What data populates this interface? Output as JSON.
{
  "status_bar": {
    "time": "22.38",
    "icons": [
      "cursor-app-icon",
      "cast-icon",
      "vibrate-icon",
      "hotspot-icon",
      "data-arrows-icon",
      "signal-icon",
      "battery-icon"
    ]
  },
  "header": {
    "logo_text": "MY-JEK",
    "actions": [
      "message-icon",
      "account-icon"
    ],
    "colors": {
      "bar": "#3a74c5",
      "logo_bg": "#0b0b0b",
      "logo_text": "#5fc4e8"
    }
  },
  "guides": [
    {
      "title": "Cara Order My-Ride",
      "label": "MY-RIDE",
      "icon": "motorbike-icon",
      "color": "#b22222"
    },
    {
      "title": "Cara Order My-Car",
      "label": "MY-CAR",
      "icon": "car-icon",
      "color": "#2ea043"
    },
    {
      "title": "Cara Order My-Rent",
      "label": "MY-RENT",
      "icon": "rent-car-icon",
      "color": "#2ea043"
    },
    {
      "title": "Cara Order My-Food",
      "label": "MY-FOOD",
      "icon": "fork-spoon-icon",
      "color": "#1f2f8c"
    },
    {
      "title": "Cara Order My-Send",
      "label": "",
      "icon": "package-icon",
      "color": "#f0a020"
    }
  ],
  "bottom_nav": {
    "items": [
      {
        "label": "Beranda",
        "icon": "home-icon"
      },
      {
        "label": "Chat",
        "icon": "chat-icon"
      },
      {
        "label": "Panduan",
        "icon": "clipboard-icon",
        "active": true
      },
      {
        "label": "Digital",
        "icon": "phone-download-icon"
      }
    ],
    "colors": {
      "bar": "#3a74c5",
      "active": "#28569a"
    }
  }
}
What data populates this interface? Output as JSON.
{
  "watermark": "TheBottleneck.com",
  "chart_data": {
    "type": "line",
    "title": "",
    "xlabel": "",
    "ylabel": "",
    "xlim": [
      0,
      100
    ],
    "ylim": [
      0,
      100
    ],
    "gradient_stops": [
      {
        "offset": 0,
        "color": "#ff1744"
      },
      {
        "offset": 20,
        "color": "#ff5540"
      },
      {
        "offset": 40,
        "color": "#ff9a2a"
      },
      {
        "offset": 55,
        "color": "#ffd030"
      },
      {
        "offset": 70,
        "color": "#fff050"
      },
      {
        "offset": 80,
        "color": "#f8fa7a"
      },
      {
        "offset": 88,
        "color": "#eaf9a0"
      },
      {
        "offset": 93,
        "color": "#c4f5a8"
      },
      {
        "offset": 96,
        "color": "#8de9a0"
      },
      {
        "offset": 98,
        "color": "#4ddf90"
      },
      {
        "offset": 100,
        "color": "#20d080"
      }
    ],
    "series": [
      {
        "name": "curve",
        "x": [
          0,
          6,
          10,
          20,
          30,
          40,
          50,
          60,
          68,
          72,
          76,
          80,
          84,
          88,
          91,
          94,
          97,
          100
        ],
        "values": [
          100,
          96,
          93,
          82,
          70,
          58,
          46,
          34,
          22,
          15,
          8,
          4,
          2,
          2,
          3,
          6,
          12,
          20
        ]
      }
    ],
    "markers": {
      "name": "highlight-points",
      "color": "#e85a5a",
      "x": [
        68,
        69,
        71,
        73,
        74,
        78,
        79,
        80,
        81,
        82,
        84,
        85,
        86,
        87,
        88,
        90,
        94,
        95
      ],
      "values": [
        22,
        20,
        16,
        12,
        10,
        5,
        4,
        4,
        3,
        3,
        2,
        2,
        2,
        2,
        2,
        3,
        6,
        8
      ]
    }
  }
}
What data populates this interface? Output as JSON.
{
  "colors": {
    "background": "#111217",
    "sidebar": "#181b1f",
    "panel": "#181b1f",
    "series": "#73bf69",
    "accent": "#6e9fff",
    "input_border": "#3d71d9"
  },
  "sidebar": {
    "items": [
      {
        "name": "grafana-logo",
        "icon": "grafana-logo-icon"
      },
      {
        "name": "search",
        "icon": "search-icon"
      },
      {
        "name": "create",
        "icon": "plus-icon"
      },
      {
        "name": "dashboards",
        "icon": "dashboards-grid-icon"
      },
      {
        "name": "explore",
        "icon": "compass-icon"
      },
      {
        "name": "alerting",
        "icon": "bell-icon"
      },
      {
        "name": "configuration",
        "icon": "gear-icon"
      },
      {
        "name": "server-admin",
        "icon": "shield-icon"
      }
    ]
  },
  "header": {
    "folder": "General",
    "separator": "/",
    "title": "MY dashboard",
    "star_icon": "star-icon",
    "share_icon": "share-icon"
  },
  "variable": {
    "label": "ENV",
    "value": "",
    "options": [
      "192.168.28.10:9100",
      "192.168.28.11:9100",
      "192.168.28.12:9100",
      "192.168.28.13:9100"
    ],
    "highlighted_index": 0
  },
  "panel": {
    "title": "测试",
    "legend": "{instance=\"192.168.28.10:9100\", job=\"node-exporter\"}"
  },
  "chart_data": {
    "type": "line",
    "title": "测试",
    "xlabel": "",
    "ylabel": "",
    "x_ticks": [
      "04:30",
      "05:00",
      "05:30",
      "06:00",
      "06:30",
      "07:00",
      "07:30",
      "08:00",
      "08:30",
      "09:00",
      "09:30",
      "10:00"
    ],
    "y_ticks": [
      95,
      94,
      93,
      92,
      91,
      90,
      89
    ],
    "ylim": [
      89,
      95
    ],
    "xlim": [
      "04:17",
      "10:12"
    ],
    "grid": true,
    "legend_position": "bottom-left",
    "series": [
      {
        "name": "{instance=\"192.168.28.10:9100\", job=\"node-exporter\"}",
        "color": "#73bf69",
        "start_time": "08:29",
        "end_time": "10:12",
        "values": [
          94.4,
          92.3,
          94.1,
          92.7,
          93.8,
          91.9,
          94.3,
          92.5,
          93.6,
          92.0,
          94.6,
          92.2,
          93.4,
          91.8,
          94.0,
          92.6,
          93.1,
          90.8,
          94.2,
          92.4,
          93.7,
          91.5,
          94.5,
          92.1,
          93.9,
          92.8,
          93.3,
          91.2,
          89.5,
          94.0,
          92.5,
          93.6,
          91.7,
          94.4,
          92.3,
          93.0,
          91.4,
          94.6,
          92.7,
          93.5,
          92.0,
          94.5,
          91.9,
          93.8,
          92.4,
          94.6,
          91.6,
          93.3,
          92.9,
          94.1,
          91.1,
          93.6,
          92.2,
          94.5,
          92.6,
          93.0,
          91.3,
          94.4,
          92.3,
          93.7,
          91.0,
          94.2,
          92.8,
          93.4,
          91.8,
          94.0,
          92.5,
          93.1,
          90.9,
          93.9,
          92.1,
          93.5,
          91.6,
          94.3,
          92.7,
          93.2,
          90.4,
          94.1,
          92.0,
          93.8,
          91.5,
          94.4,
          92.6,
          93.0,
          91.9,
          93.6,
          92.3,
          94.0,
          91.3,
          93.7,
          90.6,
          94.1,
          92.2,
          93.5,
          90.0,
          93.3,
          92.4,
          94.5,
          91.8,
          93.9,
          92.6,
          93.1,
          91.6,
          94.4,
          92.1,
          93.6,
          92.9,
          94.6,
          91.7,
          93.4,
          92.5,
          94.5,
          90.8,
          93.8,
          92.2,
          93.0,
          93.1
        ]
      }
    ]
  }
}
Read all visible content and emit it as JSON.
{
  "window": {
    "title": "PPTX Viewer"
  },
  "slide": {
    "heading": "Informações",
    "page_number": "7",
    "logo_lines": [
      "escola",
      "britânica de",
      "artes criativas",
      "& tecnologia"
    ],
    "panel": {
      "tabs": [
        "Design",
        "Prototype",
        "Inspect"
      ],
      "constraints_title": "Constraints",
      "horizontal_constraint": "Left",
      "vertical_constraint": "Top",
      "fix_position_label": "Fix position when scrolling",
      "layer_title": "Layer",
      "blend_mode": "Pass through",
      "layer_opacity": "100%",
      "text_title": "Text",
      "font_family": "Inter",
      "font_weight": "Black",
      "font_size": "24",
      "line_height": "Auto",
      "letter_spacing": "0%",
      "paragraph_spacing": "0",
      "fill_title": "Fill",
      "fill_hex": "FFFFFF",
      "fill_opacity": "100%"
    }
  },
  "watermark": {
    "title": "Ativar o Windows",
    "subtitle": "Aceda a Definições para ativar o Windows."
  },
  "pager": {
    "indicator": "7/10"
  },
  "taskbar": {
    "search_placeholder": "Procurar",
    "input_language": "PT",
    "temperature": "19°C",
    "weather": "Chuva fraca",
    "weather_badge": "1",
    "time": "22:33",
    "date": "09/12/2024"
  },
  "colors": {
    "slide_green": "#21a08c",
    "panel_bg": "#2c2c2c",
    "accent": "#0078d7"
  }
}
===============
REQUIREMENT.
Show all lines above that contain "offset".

SOLVED EXERCISE.
        "offset": 0,
        "offset": 20,
        "offset": 40,
        "offset": 55,
        "offset": 70,
        "offset": 80,
        "offset": 88,
        "offset": 93,
        "offset": 96,
        "offset": 98,
        "offset": 100,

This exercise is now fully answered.